When a line below contains the word "icon", it counts toward the total; give that total and nothing besides.

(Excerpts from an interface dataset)
┄┄┄┄┄┄┄┄┄┄┄┄┄┄┄┄┄┄┄┄

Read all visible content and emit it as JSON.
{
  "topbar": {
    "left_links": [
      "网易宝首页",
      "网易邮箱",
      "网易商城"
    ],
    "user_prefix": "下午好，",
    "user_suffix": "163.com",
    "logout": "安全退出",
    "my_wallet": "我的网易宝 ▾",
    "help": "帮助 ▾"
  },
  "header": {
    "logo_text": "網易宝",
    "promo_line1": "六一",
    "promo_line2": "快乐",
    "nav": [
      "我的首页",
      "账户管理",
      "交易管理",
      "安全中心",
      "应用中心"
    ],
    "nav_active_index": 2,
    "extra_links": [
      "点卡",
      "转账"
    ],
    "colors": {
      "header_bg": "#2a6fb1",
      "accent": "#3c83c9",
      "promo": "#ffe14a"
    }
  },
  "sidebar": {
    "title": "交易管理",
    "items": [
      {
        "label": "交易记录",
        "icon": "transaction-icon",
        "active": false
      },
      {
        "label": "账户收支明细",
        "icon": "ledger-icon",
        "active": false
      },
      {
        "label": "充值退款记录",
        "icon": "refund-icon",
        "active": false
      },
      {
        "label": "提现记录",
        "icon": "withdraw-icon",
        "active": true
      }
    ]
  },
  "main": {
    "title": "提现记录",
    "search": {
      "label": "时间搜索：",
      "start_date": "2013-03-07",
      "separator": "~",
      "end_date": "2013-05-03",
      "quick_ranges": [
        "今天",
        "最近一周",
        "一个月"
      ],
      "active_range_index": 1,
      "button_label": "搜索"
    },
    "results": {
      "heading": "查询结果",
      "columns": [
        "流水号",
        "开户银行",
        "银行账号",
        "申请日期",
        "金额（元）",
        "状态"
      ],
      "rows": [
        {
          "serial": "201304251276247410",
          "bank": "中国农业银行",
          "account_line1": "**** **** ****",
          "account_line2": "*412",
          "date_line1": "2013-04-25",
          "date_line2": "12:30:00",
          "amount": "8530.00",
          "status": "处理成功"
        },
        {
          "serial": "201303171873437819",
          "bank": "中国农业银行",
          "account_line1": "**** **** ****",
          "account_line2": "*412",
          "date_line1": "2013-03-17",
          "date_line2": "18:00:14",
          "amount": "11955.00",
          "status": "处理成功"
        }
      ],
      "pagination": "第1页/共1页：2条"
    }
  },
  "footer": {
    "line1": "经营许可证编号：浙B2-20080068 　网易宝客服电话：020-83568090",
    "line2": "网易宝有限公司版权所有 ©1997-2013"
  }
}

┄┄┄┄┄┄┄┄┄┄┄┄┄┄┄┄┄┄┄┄

#### Reply:
4